START Records shown

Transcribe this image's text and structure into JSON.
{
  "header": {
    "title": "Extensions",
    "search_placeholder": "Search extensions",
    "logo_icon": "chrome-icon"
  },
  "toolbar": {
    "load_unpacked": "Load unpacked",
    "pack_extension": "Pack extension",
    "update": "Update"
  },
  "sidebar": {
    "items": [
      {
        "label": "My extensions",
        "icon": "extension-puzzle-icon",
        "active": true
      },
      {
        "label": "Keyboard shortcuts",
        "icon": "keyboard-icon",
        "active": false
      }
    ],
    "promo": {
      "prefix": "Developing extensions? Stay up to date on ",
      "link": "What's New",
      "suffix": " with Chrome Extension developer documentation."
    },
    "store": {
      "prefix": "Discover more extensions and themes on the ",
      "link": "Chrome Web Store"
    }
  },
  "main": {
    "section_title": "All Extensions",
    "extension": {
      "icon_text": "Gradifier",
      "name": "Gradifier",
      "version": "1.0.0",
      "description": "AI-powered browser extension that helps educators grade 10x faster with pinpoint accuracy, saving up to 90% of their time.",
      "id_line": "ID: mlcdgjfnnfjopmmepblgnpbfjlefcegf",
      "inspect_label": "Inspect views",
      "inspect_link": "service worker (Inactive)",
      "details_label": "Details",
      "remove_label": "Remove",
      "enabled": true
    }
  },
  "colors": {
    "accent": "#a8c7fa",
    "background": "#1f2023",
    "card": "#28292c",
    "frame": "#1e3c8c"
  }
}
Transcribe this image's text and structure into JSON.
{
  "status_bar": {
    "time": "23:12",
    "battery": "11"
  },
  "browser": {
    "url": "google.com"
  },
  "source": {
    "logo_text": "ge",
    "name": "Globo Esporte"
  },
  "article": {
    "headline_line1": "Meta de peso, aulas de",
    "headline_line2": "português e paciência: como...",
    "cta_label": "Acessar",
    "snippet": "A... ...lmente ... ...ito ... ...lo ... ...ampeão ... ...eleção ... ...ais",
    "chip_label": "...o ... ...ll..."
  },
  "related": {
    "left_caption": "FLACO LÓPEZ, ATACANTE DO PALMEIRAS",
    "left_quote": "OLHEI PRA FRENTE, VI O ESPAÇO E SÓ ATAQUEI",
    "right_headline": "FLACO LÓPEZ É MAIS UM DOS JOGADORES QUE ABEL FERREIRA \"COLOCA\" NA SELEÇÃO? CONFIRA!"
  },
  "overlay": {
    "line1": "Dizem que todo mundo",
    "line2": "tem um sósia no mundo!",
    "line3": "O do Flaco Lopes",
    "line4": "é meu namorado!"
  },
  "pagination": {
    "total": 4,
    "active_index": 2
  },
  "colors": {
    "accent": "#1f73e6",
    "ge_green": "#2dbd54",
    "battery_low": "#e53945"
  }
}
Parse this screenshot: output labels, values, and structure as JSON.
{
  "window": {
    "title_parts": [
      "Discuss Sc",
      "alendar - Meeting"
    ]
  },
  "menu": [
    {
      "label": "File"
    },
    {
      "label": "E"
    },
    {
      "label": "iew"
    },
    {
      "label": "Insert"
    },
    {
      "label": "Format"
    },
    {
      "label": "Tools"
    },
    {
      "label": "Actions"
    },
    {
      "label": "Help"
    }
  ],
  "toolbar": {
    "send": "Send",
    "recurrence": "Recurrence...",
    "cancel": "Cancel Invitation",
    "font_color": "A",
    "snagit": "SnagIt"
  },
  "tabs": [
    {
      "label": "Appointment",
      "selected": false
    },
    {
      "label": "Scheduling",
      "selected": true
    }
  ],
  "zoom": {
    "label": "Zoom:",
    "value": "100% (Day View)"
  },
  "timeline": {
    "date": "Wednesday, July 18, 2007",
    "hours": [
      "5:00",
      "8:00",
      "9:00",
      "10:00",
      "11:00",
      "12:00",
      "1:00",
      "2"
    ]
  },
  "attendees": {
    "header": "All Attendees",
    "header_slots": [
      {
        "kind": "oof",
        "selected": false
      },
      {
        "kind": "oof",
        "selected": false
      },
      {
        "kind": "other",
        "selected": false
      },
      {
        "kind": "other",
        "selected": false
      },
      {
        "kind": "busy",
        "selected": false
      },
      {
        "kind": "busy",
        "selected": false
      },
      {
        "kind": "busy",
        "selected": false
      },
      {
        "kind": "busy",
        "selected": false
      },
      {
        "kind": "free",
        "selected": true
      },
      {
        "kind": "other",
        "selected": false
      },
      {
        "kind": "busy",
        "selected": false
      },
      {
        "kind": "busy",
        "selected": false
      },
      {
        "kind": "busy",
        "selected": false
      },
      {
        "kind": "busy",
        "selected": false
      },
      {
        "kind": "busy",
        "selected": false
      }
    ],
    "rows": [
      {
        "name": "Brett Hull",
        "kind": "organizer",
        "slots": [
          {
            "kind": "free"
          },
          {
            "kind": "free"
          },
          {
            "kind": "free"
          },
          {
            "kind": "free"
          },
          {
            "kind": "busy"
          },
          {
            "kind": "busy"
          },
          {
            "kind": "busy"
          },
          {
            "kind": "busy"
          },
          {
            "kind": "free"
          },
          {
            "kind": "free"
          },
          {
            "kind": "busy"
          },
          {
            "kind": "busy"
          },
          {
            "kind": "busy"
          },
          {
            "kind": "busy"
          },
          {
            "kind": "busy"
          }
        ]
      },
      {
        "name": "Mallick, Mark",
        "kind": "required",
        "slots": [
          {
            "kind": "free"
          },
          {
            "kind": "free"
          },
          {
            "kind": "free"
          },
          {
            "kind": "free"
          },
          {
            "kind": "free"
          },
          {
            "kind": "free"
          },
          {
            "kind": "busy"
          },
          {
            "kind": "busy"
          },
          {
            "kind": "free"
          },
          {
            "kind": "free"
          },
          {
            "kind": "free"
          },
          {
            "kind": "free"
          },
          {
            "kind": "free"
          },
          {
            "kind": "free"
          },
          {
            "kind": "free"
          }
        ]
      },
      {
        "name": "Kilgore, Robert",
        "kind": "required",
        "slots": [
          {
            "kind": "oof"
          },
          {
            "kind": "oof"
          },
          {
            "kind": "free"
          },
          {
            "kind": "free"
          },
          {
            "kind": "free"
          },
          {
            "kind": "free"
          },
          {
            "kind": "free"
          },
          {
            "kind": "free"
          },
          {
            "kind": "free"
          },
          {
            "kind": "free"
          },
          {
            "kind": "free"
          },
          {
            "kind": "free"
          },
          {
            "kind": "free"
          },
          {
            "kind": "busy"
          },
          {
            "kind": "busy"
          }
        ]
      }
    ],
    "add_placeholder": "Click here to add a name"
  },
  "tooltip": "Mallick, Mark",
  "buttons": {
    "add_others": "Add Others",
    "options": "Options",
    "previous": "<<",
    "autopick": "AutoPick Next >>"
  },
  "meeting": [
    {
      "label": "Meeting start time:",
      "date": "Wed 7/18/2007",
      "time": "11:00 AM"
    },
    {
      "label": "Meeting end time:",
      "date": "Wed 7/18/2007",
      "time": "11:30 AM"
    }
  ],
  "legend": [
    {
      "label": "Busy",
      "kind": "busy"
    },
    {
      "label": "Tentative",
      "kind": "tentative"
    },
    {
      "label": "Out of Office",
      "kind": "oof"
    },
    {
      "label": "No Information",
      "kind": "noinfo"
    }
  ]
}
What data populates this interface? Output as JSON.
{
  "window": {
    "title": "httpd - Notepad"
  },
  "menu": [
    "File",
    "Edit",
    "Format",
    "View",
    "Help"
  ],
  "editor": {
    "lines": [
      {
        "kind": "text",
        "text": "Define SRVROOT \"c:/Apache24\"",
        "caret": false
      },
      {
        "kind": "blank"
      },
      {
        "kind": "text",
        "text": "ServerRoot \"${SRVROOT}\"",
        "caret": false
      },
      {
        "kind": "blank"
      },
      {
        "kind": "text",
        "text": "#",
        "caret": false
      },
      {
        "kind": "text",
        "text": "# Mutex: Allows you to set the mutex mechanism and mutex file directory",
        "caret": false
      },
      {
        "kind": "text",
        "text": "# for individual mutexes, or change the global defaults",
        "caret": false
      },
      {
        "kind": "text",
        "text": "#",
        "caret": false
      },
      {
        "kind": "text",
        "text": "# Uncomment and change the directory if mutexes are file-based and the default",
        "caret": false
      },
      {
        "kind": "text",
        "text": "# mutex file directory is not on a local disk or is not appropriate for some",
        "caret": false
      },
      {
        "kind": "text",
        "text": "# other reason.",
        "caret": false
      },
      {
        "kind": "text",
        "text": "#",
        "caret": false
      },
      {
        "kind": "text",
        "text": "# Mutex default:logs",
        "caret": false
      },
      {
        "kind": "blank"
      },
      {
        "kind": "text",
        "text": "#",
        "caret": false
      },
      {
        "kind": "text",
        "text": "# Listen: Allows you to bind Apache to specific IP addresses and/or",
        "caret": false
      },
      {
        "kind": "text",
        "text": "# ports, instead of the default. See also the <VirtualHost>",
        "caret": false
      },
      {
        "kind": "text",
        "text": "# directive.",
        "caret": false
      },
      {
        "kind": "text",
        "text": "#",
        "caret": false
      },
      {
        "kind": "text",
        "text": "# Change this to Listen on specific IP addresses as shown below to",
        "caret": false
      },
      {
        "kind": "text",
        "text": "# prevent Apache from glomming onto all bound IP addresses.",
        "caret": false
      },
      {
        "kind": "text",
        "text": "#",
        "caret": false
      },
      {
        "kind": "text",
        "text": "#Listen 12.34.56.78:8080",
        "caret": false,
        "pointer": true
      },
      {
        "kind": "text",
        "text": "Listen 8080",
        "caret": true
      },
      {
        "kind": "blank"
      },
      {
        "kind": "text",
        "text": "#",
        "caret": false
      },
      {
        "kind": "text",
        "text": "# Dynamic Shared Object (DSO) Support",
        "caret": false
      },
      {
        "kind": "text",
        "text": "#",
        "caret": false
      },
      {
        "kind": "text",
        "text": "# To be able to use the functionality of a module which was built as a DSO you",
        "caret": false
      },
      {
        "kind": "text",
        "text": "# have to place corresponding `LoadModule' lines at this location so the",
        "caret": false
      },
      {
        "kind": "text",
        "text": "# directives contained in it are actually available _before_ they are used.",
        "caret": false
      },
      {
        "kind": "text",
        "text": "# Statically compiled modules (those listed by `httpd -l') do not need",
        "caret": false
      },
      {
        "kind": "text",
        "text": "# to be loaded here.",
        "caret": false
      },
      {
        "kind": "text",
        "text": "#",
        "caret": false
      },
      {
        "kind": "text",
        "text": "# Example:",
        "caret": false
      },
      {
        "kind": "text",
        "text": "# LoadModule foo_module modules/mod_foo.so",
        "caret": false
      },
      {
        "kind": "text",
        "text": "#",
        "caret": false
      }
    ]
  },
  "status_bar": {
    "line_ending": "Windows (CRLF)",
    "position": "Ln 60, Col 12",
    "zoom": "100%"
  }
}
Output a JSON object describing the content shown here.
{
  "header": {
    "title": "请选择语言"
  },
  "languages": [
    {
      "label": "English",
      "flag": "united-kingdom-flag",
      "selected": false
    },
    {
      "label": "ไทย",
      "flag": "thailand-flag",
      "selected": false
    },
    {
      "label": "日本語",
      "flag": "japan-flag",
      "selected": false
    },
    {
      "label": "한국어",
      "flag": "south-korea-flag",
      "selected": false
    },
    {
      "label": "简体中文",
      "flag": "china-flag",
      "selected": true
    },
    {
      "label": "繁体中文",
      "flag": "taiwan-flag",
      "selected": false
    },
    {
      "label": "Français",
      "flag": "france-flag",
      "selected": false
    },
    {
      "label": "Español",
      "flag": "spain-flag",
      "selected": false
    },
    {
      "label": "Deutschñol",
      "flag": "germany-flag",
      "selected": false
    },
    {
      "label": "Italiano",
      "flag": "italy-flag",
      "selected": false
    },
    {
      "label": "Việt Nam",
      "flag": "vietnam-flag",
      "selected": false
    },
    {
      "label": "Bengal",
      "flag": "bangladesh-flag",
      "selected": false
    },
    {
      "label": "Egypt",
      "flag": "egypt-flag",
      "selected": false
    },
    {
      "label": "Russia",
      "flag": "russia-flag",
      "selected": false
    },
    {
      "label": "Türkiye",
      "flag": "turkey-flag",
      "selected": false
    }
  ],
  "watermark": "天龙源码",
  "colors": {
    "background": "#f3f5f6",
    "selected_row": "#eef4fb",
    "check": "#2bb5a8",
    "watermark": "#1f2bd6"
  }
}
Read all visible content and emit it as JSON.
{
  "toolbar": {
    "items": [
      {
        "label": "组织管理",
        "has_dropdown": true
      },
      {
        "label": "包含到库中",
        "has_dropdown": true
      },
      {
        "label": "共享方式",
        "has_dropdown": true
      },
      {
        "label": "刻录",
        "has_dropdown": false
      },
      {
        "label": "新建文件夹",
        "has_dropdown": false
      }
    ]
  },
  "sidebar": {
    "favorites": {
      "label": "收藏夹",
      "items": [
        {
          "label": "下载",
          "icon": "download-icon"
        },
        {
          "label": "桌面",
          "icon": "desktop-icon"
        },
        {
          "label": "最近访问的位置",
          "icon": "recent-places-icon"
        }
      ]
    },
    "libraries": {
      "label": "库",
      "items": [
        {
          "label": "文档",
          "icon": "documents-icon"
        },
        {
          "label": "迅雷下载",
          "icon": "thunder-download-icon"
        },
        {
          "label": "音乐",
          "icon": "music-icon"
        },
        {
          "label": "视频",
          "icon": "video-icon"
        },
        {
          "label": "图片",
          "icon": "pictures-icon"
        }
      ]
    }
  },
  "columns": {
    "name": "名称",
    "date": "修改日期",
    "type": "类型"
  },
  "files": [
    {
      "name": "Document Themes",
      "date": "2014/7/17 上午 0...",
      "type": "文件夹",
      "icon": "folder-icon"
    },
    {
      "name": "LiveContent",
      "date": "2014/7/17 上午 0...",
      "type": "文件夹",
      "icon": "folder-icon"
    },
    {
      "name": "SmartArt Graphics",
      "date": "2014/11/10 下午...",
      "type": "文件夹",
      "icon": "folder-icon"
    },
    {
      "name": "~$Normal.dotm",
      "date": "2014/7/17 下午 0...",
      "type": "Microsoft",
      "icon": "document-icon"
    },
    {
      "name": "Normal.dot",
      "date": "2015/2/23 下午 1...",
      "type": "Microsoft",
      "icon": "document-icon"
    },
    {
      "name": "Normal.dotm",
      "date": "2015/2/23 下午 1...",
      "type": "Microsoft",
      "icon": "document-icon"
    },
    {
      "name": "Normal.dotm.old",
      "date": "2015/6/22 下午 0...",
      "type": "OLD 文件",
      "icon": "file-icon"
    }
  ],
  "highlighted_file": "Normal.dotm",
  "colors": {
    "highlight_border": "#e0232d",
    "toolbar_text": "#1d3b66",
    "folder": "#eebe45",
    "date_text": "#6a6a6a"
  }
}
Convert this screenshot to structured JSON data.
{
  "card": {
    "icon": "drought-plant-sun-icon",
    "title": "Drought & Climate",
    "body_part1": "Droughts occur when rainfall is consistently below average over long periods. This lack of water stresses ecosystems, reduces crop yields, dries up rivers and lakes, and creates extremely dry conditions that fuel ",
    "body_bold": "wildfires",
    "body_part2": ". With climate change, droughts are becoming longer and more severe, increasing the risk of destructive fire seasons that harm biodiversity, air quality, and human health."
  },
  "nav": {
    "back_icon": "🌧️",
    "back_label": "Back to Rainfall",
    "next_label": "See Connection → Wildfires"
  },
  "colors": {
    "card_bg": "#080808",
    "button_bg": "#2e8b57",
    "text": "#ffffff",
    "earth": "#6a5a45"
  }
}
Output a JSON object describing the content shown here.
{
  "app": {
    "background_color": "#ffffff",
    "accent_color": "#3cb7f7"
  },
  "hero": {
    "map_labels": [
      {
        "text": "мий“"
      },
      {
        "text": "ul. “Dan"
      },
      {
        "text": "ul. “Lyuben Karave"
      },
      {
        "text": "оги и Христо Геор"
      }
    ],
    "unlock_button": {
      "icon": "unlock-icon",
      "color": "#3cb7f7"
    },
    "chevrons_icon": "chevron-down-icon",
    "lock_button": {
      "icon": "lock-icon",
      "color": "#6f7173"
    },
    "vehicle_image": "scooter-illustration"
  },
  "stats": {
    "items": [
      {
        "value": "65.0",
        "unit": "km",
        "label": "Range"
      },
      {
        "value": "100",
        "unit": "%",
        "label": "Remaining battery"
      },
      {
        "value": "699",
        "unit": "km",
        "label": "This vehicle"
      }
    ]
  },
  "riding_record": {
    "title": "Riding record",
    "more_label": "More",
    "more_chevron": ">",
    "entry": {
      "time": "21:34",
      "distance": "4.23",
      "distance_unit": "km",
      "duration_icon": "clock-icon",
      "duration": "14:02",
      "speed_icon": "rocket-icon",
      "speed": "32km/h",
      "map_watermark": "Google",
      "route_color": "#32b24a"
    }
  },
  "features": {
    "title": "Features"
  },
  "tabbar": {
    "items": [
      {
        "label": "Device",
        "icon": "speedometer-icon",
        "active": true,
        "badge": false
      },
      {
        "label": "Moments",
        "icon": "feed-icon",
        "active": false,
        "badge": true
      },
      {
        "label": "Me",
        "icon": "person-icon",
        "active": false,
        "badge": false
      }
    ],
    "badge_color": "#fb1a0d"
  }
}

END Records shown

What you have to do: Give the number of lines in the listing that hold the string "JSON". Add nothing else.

Problem solution: 8